On the marae, the world of light (Te Ao Mārama) is represented by the meeting house. Darkness (Te Pō) is represented by the marae ātea. The pōwhiri is designed to address conflict and difficulty, and find resolution. The Tāne energy is born out of darkness. It separates earth and sky, allowing light into the world. Tāne represents the energy of growth and action, and the expression and fulfilment of the earth.

Whaikōrero (oratory)

Orators on the marae act like Tāne in his various roles. Their role is to be upright like Tāne-ua-tika (Tāne with a straight backbone), to bear the weight of an issue like Tāne-uehā (Tāne supporting the heavens), and bring higher thought and consciousness like Tānenui-a-rangi and Tāne-te-wānanga (Tāne as bringer of knowledge).

The orator speaks to the issues of the day and seeks māramatanga (illumination) – understanding and wisdom to resolve the matter.

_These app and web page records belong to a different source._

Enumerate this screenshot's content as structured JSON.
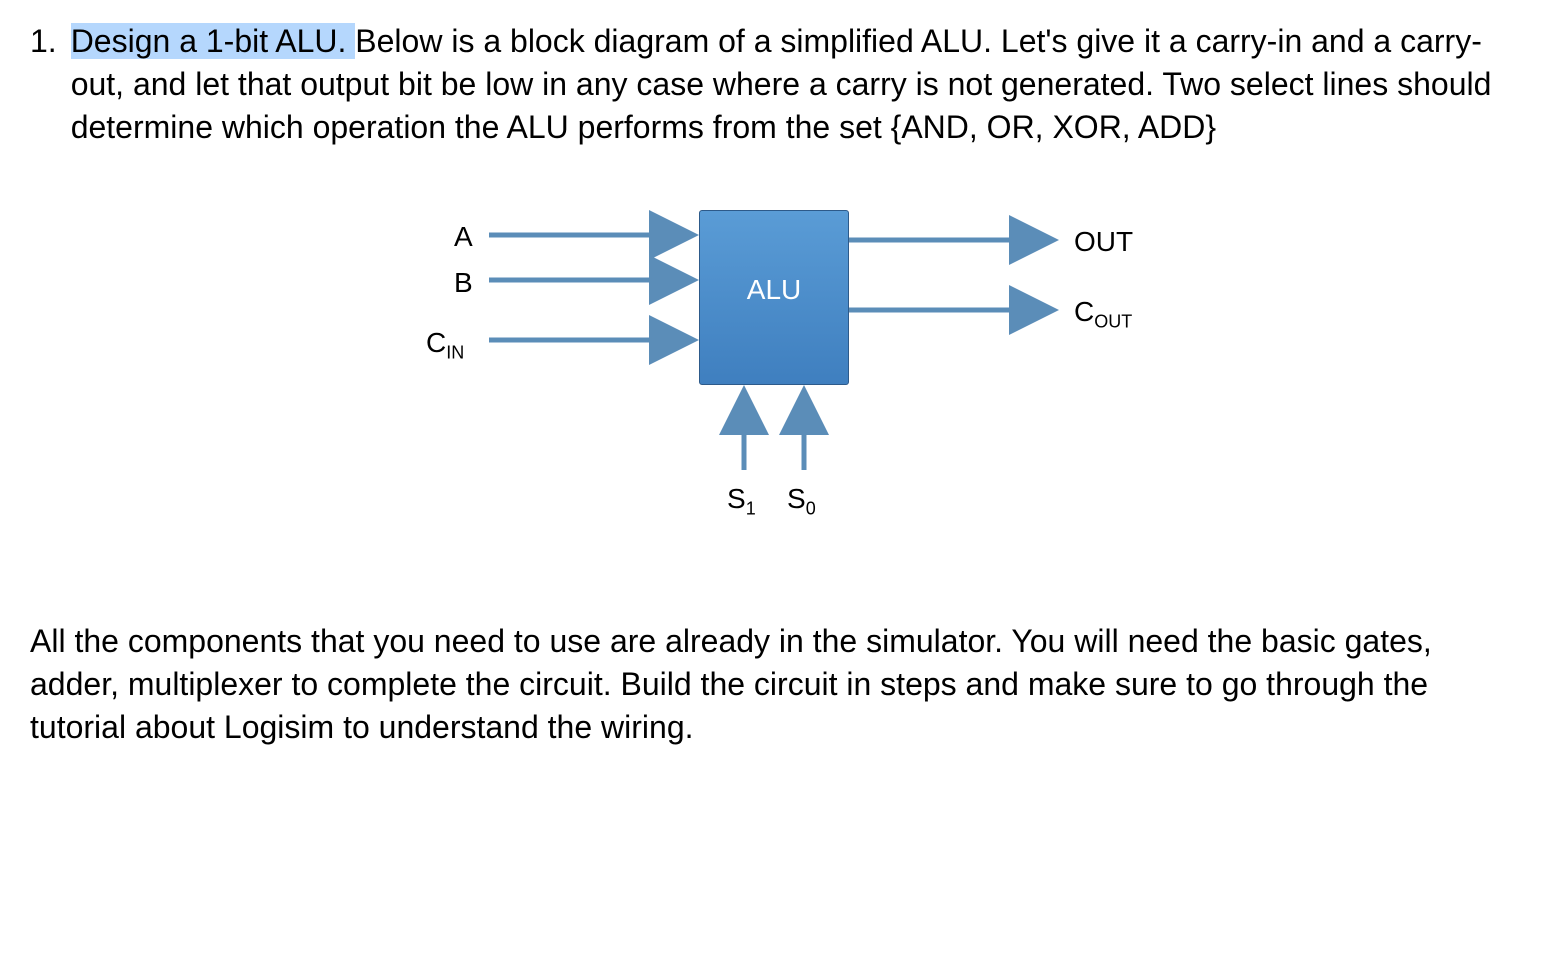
{
  "question": {
    "number": "1.",
    "highlighted_text": "Design a 1-bit ALU. ",
    "remaining_text": "Below is a block diagram of a simplified ALU. Let's give it a carry-in and a carry-out, and let that output bit be low in any case where a carry is not generated. Two select lines should determine which operation the ALU performs from the set {AND, OR, XOR, ADD}"
  },
  "diagram": {
    "alu_label": "ALU",
    "input_a": "A",
    "input_b": "B",
    "input_cin_base": "C",
    "input_cin_sub": "IN",
    "output_out": "OUT",
    "output_cout_base": "C",
    "output_cout_sub": "OUT",
    "select_s1_base": "S",
    "select_s1_sub": "1",
    "select_s0_base": "S",
    "select_s0_sub": "0"
  },
  "bottom_paragraph": "All the components that you need to use are already in the simulator. You will need the basic gates, adder, multiplexer to complete the circuit. Build the circuit in steps and make sure to go through the tutorial about Logisim to understand the wiring."
}
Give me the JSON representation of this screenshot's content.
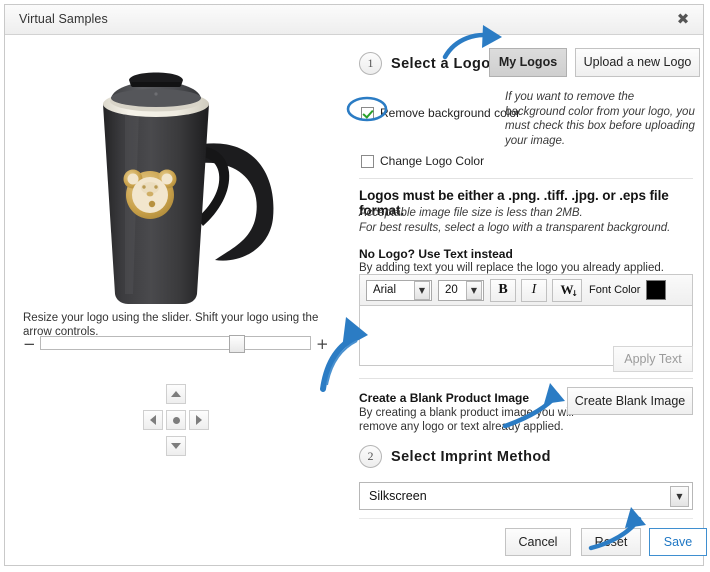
{
  "window": {
    "title": "Virtual Samples",
    "close_icon": "close-icon",
    "close_glyph": "✖"
  },
  "preview": {
    "caption": "Resize your logo using the slider. Shift your logo using the arrow controls.",
    "slider": {
      "minus": "−",
      "plus": "+",
      "value_percent": 73
    },
    "nudge": {
      "up": "▲",
      "left": "◀",
      "center": "●",
      "right": "▶",
      "down": "▼"
    },
    "product": {
      "name": "black travel mug",
      "body_color": "#3a3a3c",
      "rim_color": "#f2efe6",
      "lid_color": "#55565a",
      "logo_name": "bear-face-logo",
      "logo_gold": "#c9a14a",
      "logo_cream": "#f2e6cd"
    }
  },
  "step1": {
    "number": "1",
    "label": "Select a Logo",
    "my_logos_button": "My Logos",
    "upload_button": "Upload a new Logo",
    "remove_bg_label": "Remove background color",
    "remove_bg_checked": true,
    "remove_bg_help": "If you want to remove the background color from your logo, you must check this box before uploading your image.",
    "change_color_label": "Change Logo Color",
    "change_color_checked": false
  },
  "formats": {
    "headline": "Logos must be either a .png. .tiff. .jpg. or .eps file format.",
    "line1": "Acceptable image file size is less than 2MB.",
    "line2": "For best results, select a logo with a transparent background."
  },
  "text_tool": {
    "headline": "No Logo? Use Text instead",
    "subline": "By adding text you will replace the logo you already applied.",
    "font_family_value": "Arial",
    "font_size_value": "20",
    "bold_label": "B",
    "italic_label": "I",
    "wordart_label": "W",
    "wordart_arrow": "↓",
    "font_color_label": "Font Color",
    "font_color_value": "#000000",
    "textarea_value": "",
    "textarea_placeholder": "",
    "apply_button": "Apply Text",
    "apply_enabled": false,
    "dropdown_glyph": "▼"
  },
  "blank_image": {
    "headline": "Create a Blank Product Image",
    "subline": "By creating a blank product image you will remove any logo or text already applied.",
    "button": "Create Blank Image"
  },
  "step2": {
    "number": "2",
    "label": "Select Imprint Method",
    "imprint_value": "Silkscreen",
    "dropdown_glyph": "▼"
  },
  "footer": {
    "cancel": "Cancel",
    "reset": "Reset",
    "save": "Save",
    "save_accent": "#1f77c4"
  },
  "annotations": {
    "color": "#2b7cc4",
    "arrow_to_my_logos": "arrow pointing to My Logos button",
    "ellipse_on_checkbox": "ellipse circling Remove background color checkbox",
    "arrow_to_textarea": "large arrow pointing to text entry box",
    "arrow_to_blank_image": "arrow pointing to Create Blank Image button",
    "arrow_to_save": "arrow pointing to Save button"
  }
}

The orator re-enacts Tāne’s actions by figuratively hoisting the sky above and allowing light to shine into the world.

How to cite this page:

Te Ahukaramū Charles Royal, 'Te Waonui a Tāne – forest mythology - Rituals of the marae', Te Ara - the Encyclopedia of New Zealand, (accessed 24 June 2024)

Story by Te Ahukaramū Charles Royal, published 24 Sep 2007